=== Begin Enclosure ===

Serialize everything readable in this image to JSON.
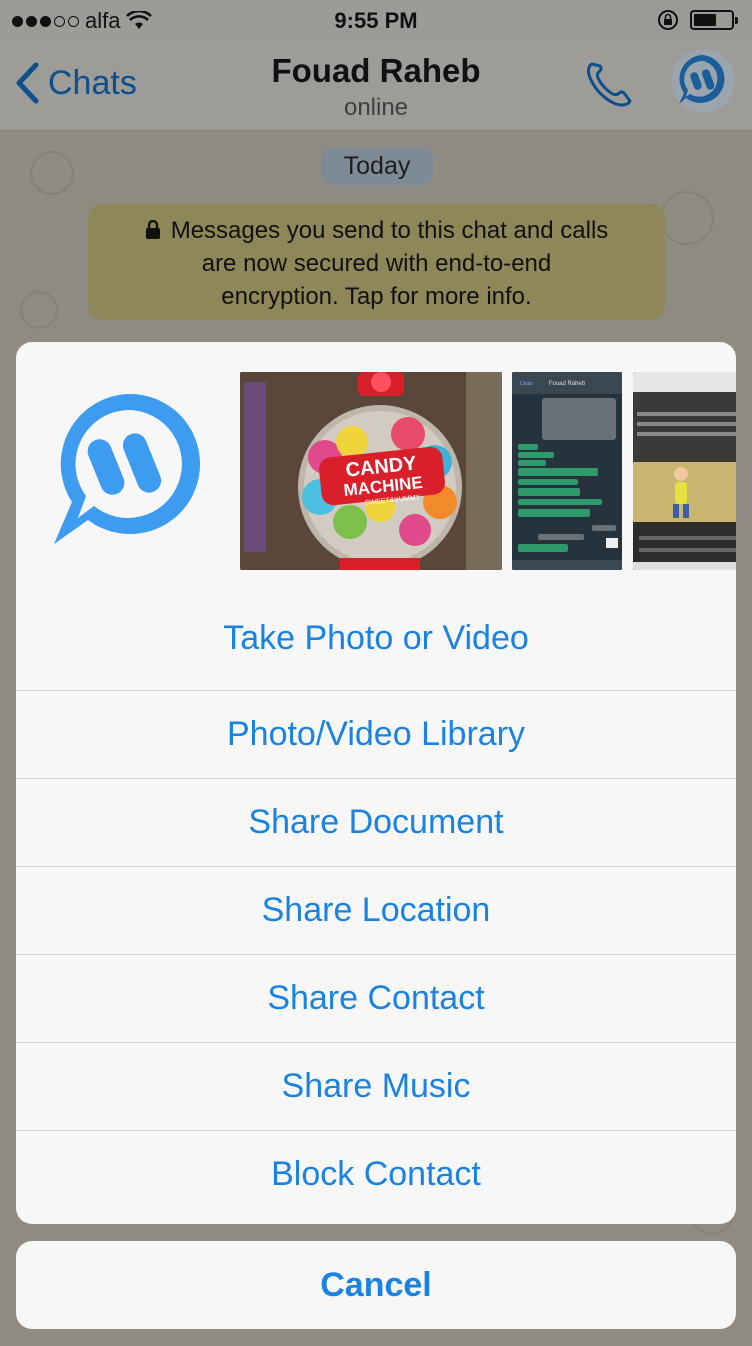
{
  "status_bar": {
    "carrier": "alfa",
    "signal_bars_filled": 3,
    "signal_bars_total": 5,
    "time": "9:55 PM",
    "battery_level": 0.6
  },
  "nav": {
    "back_label": "Chats",
    "title": "Fouad Raheb",
    "subtitle": "online"
  },
  "chat": {
    "date_label": "Today",
    "encryption_lines": [
      "Messages you send to this chat and calls",
      "are now secured with end-to-end",
      "encryption. Tap for more info."
    ]
  },
  "photo_thumbnails": {
    "candy_line1": "CANDY",
    "candy_line2": "MACHINE",
    "candy_tag": "SWEET&YUMMY",
    "chat_title": "Fouad Raheb",
    "chat_back": "Chats"
  },
  "actions": [
    {
      "label": "Take Photo or Video"
    },
    {
      "label": "Photo/Video Library"
    },
    {
      "label": "Share Document"
    },
    {
      "label": "Share Location"
    },
    {
      "label": "Share Contact"
    },
    {
      "label": "Share Music"
    },
    {
      "label": "Block Contact"
    }
  ],
  "cancel_label": "Cancel",
  "colors": {
    "accent": "#1a82e0",
    "logo_blue": "#3d9bf0"
  }
}
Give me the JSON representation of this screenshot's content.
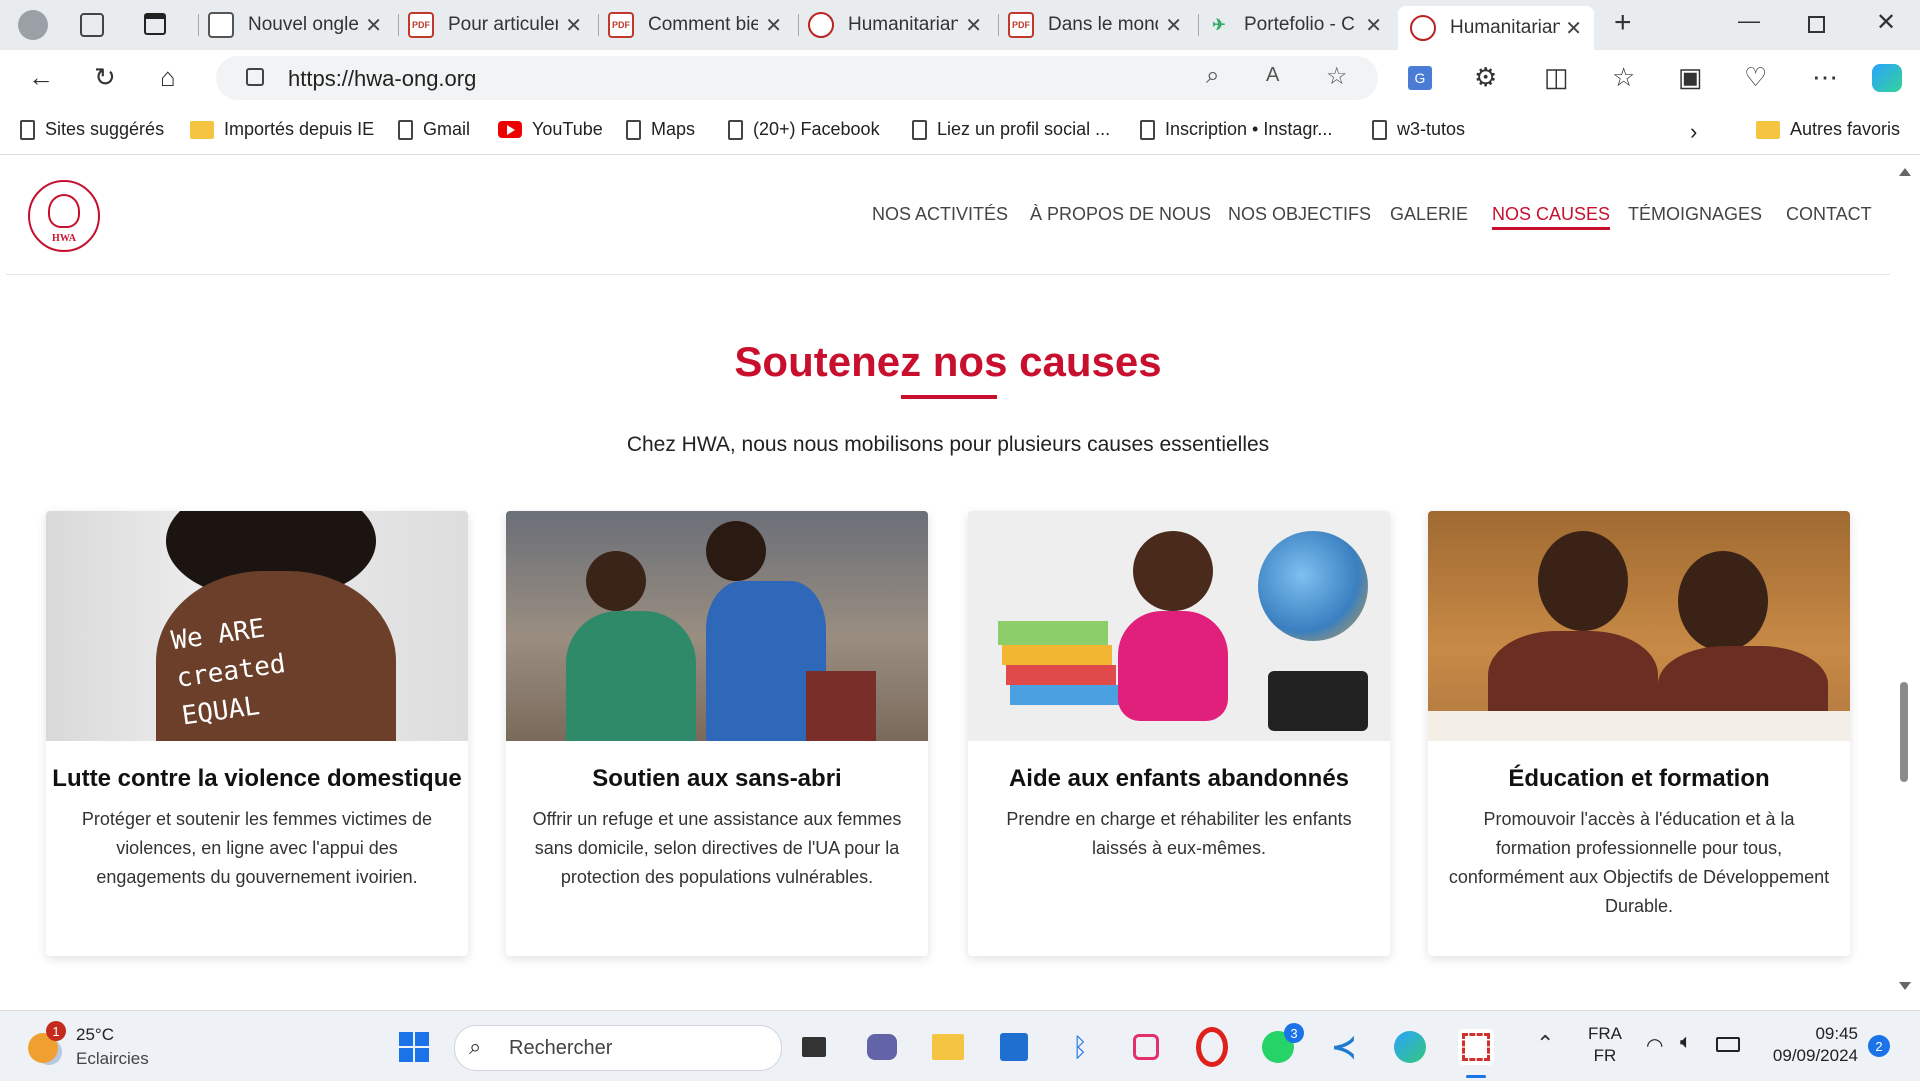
{
  "browser": {
    "tabs": [
      {
        "title": "Nouvel onglet",
        "icon": "new-tab-icon"
      },
      {
        "title": "Pour articuler",
        "icon": "pdf-icon"
      },
      {
        "title": "Comment bien",
        "icon": "pdf-icon"
      },
      {
        "title": "Humanitarian",
        "icon": "hwa-logo-icon"
      },
      {
        "title": "Dans le monde",
        "icon": "pdf-icon"
      },
      {
        "title": "Portefolio - C",
        "icon": "plane-icon"
      },
      {
        "title": "Humanitarian",
        "icon": "hwa-logo-icon",
        "active": true
      }
    ],
    "url": "https://hwa-ong.org",
    "bookmarks": [
      {
        "label": "Sites suggérés",
        "icon": "page-icon"
      },
      {
        "label": "Importés depuis IE",
        "icon": "folder-icon"
      },
      {
        "label": "Gmail",
        "icon": "page-icon"
      },
      {
        "label": "YouTube",
        "icon": "youtube-icon"
      },
      {
        "label": "Maps",
        "icon": "page-icon"
      },
      {
        "label": "(20+) Facebook",
        "icon": "page-icon"
      },
      {
        "label": "Liez un profil social ...",
        "icon": "page-icon"
      },
      {
        "label": "Inscription • Instagr...",
        "icon": "page-icon"
      },
      {
        "label": "w3-tutos",
        "icon": "page-icon"
      }
    ],
    "other_favorites": "Autres favoris"
  },
  "site": {
    "logo_text": "HWA",
    "nav": [
      "NOS ACTIVITÉS",
      "À PROPOS DE NOUS",
      "NOS OBJECTIFS",
      "GALERIE",
      "NOS CAUSES",
      "TÉMOIGNAGES",
      "CONTACT"
    ],
    "active_nav": "NOS CAUSES",
    "section_title": "Soutenez nos causes",
    "section_subtitle": "Chez HWA, nous nous mobilisons pour plusieurs causes essentielles",
    "cards": [
      {
        "title": "Lutte contre la violence domestique",
        "text": "Protéger et soutenir les femmes victimes de violences, en ligne avec l'appui des engagements du gouvernement ivoirien.",
        "image_text": "We ARE created EQUAL"
      },
      {
        "title": "Soutien aux sans-abri",
        "text": "Offrir un refuge et une assistance aux femmes sans domicile, selon directives de l'UA pour la protection des populations vulnérables."
      },
      {
        "title": "Aide aux enfants abandonnés",
        "text": "Prendre en charge et réhabiliter les enfants laissés à eux-mêmes."
      },
      {
        "title": "Éducation et formation",
        "text": "Promouvoir l'accès à l'éducation et à la formation professionnelle pour tous, conformément aux Objectifs de Développement Durable."
      }
    ]
  },
  "taskbar": {
    "weather_temp": "25°C",
    "weather_desc": "Eclaircies",
    "weather_badge": "1",
    "search_placeholder": "Rechercher",
    "whatsapp_badge": "3",
    "lang_top": "FRA",
    "lang_bottom": "FR",
    "time": "09:45",
    "date": "09/09/2024",
    "notif_count": "2"
  },
  "colors": {
    "accent": "#c8102e"
  }
}
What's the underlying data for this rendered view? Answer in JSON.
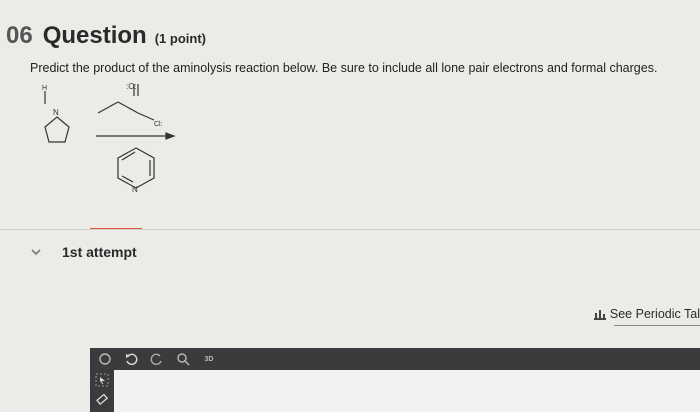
{
  "question": {
    "number": "06",
    "word": "Question",
    "points": "(1 point)",
    "prompt": "Predict the product of the aminolysis reaction below. Be sure to include all lone pair electrons and formal charges."
  },
  "scheme": {
    "amine_h": "H",
    "amine_n": "N",
    "carbonyl_o": ":O:",
    "chloride": "Cl:",
    "pyridine_n": "N"
  },
  "attempt": {
    "label": "1st attempt"
  },
  "periodic": {
    "label": "See Periodic Tal"
  },
  "toolbar": {
    "label_3d": "3D"
  },
  "icons": [
    "chevron-down-icon",
    "bar-chart-icon",
    "undo-icon",
    "redo-icon",
    "zoom-icon",
    "3d-icon",
    "select-icon",
    "eraser-icon"
  ]
}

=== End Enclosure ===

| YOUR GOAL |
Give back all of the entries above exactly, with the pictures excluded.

| ANSWER FOR THE TASK |
Serialize everything readable in this image to JSON.
{
  "status_bar": {
    "carrier": "alfa",
    "signal_bars_filled": 3,
    "signal_bars_total": 5,
    "time": "9:55 PM",
    "battery_level": 0.6
  },
  "nav": {
    "back_label": "Chats",
    "title": "Fouad Raheb",
    "subtitle": "online"
  },
  "chat": {
    "date_label": "Today",
    "encryption_lines": [
      "Messages you send to this chat and calls",
      "are now secured with end-to-end",
      "encryption. Tap for more info."
    ]
  },
  "photo_thumbnails": {
    "candy_line1": "CANDY",
    "candy_line2": "MACHINE",
    "candy_tag": "SWEET&YUMMY",
    "chat_title": "Fouad Raheb",
    "chat_back": "Chats"
  },
  "actions": [
    {
      "label": "Take Photo or Video"
    },
    {
      "label": "Photo/Video Library"
    },
    {
      "label": "Share Document"
    },
    {
      "label": "Share Location"
    },
    {
      "label": "Share Contact"
    },
    {
      "label": "Share Music"
    },
    {
      "label": "Block Contact"
    }
  ],
  "cancel_label": "Cancel",
  "colors": {
    "accent": "#1a82e0",
    "logo_blue": "#3d9bf0"
  }
}
Give me the JSON representation of this screenshot's content.
{
  "browser": {
    "tabs": [
      {
        "title": "Nouvel onglet",
        "icon": "new-tab-icon"
      },
      {
        "title": "Pour articuler",
        "icon": "pdf-icon"
      },
      {
        "title": "Comment bien",
        "icon": "pdf-icon"
      },
      {
        "title": "Humanitarian",
        "icon": "hwa-logo-icon"
      },
      {
        "title": "Dans le monde",
        "icon": "pdf-icon"
      },
      {
        "title": "Portefolio - C",
        "icon": "plane-icon"
      },
      {
        "title": "Humanitarian",
        "icon": "hwa-logo-icon",
        "active": true
      }
    ],
    "url": "https://hwa-ong.org",
    "bookmarks": [
      {
        "label": "Sites suggérés",
        "icon": "page-icon"
      },
      {
        "label": "Importés depuis IE",
        "icon": "folder-icon"
      },
      {
        "label": "Gmail",
        "icon": "page-icon"
      },
      {
        "label": "YouTube",
        "icon": "youtube-icon"
      },
      {
        "label": "Maps",
        "icon": "page-icon"
      },
      {
        "label": "(20+) Facebook",
        "icon": "page-icon"
      },
      {
        "label": "Liez un profil social ...",
        "icon": "page-icon"
      },
      {
        "label": "Inscription • Instagr...",
        "icon": "page-icon"
      },
      {
        "label": "w3-tutos",
        "icon": "page-icon"
      }
    ],
    "other_favorites": "Autres favoris"
  },
  "site": {
    "logo_text": "HWA",
    "nav": [
      "NOS ACTIVITÉS",
      "À PROPOS DE NOUS",
      "NOS OBJECTIFS",
      "GALERIE",
      "NOS CAUSES",
      "TÉMOIGNAGES",
      "CONTACT"
    ],
    "active_nav": "NOS CAUSES",
    "section_title": "Soutenez nos causes",
    "section_subtitle": "Chez HWA, nous nous mobilisons pour plusieurs causes essentielles",
    "cards": [
      {
        "title": "Lutte contre la violence domestique",
        "text": "Protéger et soutenir les femmes victimes de violences, en ligne avec l'appui des engagements du gouvernement ivoirien.",
        "image_text": "We ARE created EQUAL"
      },
      {
        "title": "Soutien aux sans-abri",
        "text": "Offrir un refuge et une assistance aux femmes sans domicile, selon directives de l'UA pour la protection des populations vulnérables."
      },
      {
        "title": "Aide aux enfants abandonnés",
        "text": "Prendre en charge et réhabiliter les enfants laissés à eux-mêmes."
      },
      {
        "title": "Éducation et formation",
        "text": "Promouvoir l'accès à l'éducation et à la formation professionnelle pour tous, conformément aux Objectifs de Développement Durable."
      }
    ]
  },
  "taskbar": {
    "weather_temp": "25°C",
    "weather_desc": "Eclaircies",
    "weather_badge": "1",
    "search_placeholder": "Rechercher",
    "whatsapp_badge": "3",
    "lang_top": "FRA",
    "lang_bottom": "FR",
    "time": "09:45",
    "date": "09/09/2024",
    "notif_count": "2"
  },
  "colors": {
    "accent": "#c8102e"
  }
}
What's the underlying data for this rendered view? Answer in JSON.
{
  "question": {
    "number": "06",
    "word": "Question",
    "points": "(1 point)",
    "prompt": "Predict the product of the aminolysis reaction below. Be sure to include all lone pair electrons and formal charges."
  },
  "scheme": {
    "amine_h": "H",
    "amine_n": "N",
    "carbonyl_o": ":O:",
    "chloride": "Cl:",
    "pyridine_n": "N"
  },
  "attempt": {
    "label": "1st attempt"
  },
  "periodic": {
    "label": "See Periodic Tal"
  },
  "toolbar": {
    "label_3d": "3D"
  },
  "icons": [
    "chevron-down-icon",
    "bar-chart-icon",
    "undo-icon",
    "redo-icon",
    "zoom-icon",
    "3d-icon",
    "select-icon",
    "eraser-icon"
  ]
}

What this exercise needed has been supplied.